**WORK REQUEST:** Set down, in full, every record in the block.

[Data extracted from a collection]
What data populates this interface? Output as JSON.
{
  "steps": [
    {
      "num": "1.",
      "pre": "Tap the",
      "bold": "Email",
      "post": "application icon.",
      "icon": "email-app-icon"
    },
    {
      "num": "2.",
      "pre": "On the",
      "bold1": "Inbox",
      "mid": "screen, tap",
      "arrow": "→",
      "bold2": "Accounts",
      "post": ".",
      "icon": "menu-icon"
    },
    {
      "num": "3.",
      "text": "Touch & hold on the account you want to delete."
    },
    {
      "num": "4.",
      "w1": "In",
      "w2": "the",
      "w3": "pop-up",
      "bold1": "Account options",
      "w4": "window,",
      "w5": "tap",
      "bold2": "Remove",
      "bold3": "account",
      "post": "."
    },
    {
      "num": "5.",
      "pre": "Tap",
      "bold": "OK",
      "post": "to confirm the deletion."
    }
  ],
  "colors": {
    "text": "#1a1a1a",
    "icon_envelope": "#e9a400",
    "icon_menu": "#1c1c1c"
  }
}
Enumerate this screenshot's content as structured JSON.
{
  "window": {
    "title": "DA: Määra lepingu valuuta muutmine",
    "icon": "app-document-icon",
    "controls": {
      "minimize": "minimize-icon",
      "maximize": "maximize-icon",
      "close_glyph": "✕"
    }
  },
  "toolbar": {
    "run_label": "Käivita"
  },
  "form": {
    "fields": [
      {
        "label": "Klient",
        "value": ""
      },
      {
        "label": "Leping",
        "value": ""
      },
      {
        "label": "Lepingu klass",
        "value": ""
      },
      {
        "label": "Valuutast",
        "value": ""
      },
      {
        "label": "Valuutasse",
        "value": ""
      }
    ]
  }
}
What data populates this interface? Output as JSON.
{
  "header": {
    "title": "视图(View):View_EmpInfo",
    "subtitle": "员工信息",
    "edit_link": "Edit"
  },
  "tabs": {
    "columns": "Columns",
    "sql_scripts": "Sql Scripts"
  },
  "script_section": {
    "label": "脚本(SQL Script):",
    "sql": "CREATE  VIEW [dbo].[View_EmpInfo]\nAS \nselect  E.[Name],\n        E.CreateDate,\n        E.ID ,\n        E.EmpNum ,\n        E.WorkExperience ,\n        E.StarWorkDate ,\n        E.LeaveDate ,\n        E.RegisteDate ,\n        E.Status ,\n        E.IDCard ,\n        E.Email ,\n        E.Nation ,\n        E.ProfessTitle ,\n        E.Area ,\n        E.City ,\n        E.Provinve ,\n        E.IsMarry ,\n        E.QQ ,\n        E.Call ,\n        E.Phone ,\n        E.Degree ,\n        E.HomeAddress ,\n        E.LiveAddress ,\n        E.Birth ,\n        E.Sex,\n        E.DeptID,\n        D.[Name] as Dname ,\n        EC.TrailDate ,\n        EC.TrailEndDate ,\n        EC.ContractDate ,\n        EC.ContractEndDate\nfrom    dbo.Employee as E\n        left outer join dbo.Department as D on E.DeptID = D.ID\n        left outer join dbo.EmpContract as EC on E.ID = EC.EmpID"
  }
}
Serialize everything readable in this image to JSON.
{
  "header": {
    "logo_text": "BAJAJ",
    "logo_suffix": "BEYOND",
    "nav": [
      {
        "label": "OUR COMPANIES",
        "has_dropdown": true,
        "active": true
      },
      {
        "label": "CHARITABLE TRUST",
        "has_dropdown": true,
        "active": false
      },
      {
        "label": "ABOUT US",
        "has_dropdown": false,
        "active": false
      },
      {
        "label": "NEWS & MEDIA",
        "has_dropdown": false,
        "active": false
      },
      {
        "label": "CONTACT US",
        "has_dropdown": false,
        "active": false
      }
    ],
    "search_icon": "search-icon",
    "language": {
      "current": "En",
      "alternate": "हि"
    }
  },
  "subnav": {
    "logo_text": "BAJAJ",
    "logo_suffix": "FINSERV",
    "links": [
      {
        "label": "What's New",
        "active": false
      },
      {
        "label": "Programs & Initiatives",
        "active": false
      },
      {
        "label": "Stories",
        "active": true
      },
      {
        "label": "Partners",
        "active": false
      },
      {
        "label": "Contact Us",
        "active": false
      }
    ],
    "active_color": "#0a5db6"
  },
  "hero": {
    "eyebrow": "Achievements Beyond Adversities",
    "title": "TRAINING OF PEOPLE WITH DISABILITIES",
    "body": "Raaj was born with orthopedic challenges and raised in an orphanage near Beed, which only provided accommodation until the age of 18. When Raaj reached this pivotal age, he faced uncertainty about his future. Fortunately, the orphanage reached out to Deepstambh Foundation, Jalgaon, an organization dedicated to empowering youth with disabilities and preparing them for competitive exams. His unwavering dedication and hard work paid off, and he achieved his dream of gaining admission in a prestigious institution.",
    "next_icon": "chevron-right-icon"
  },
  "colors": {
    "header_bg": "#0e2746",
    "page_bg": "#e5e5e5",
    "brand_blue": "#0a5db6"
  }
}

**RESPONSE TO THE EXERCISE:**
What data populates this interface? Output as JSON.
{
  "steps": [
    {
      "num": "1.",
      "pre": "Tap the",
      "bold": "Email",
      "post": "application icon.",
      "icon": "email-app-icon"
    },
    {
      "num": "2.",
      "pre": "On the",
      "bold1": "Inbox",
      "mid": "screen, tap",
      "arrow": "→",
      "bold2": "Accounts",
      "post": ".",
      "icon": "menu-icon"
    },
    {
      "num": "3.",
      "text": "Touch & hold on the account you want to delete."
    },
    {
      "num": "4.",
      "w1": "In",
      "w2": "the",
      "w3": "pop-up",
      "bold1": "Account options",
      "w4": "window,",
      "w5": "tap",
      "bold2": "Remove",
      "bold3": "account",
      "post": "."
    },
    {
      "num": "5.",
      "pre": "Tap",
      "bold": "OK",
      "post": "to confirm the deletion."
    }
  ],
  "colors": {
    "text": "#1a1a1a",
    "icon_envelope": "#e9a400",
    "icon_menu": "#1c1c1c"
  }
}
Enumerate this screenshot's content as structured JSON.
{
  "window": {
    "title": "DA: Määra lepingu valuuta muutmine",
    "icon": "app-document-icon",
    "controls": {
      "minimize": "minimize-icon",
      "maximize": "maximize-icon",
      "close_glyph": "✕"
    }
  },
  "toolbar": {
    "run_label": "Käivita"
  },
  "form": {
    "fields": [
      {
        "label": "Klient",
        "value": ""
      },
      {
        "label": "Leping",
        "value": ""
      },
      {
        "label": "Lepingu klass",
        "value": ""
      },
      {
        "label": "Valuutast",
        "value": ""
      },
      {
        "label": "Valuutasse",
        "value": ""
      }
    ]
  }
}
What data populates this interface? Output as JSON.
{
  "header": {
    "title": "视图(View):View_EmpInfo",
    "subtitle": "员工信息",
    "edit_link": "Edit"
  },
  "tabs": {
    "columns": "Columns",
    "sql_scripts": "Sql Scripts"
  },
  "script_section": {
    "label": "脚本(SQL Script):",
    "sql": "CREATE  VIEW [dbo].[View_EmpInfo]\nAS \nselect  E.[Name],\n        E.CreateDate,\n        E.ID ,\n        E.EmpNum ,\n        E.WorkExperience ,\n        E.StarWorkDate ,\n        E.LeaveDate ,\n        E.RegisteDate ,\n        E.Status ,\n        E.IDCard ,\n        E.Email ,\n        E.Nation ,\n        E.ProfessTitle ,\n        E.Area ,\n        E.City ,\n        E.Provinve ,\n        E.IsMarry ,\n        E.QQ ,\n        E.Call ,\n        E.Phone ,\n        E.Degree ,\n        E.HomeAddress ,\n        E.LiveAddress ,\n        E.Birth ,\n        E.Sex,\n        E.DeptID,\n        D.[Name] as Dname ,\n        EC.TrailDate ,\n        EC.TrailEndDate ,\n        EC.ContractDate ,\n        EC.ContractEndDate\nfrom    dbo.Employee as E\n        left outer join dbo.Department as D on E.DeptID = D.ID\n        left outer join dbo.EmpContract as EC on E.ID = EC.EmpID"
  }
}
Serialize everything readable in this image to JSON.
{
  "header": {
    "logo_text": "BAJAJ",
    "logo_suffix": "BEYOND",
    "nav": [
      {
        "label": "OUR COMPANIES",
        "has_dropdown": true,
        "active": true
      },
      {
        "label": "CHARITABLE TRUST",
        "has_dropdown": true,
        "active": false
      },
      {
        "label": "ABOUT US",
        "has_dropdown": false,
        "active": false
      },
      {
        "label": "NEWS & MEDIA",
        "has_dropdown": false,
        "active": false
      },
      {
        "label": "CONTACT US",
        "has_dropdown": false,
        "active": false
      }
    ],
    "search_icon": "search-icon",
    "language": {
      "current": "En",
      "alternate": "हि"
    }
  },
  "subnav": {
    "logo_text": "BAJAJ",
    "logo_suffix": "FINSERV",
    "links": [
      {
        "label": "What's New",
        "active": false
      },
      {
        "label": "Programs & Initiatives",
        "active": false
      },
      {
        "label": "Stories",
        "active": true
      },
      {
        "label": "Partners",
        "active": false
      },
      {
        "label": "Contact Us",
        "active": false
      }
    ],
    "active_color": "#0a5db6"
  },
  "hero": {
    "eyebrow": "Achievements Beyond Adversities",
    "title": "TRAINING OF PEOPLE WITH DISABILITIES",
    "body": "Raaj was born with orthopedic challenges and raised in an orphanage near Beed, which only provided accommodation until the age of 18. When Raaj reached this pivotal age, he faced uncertainty about his future. Fortunately, the orphanage reached out to Deepstambh Foundation, Jalgaon, an organization dedicated to empowering youth with disabilities and preparing them for competitive exams. His unwavering dedication and hard work paid off, and he achieved his dream of gaining admission in a prestigious institution.",
    "next_icon": "chevron-right-icon"
  },
  "colors": {
    "header_bg": "#0e2746",
    "page_bg": "#e5e5e5",
    "brand_blue": "#0a5db6"
  }
}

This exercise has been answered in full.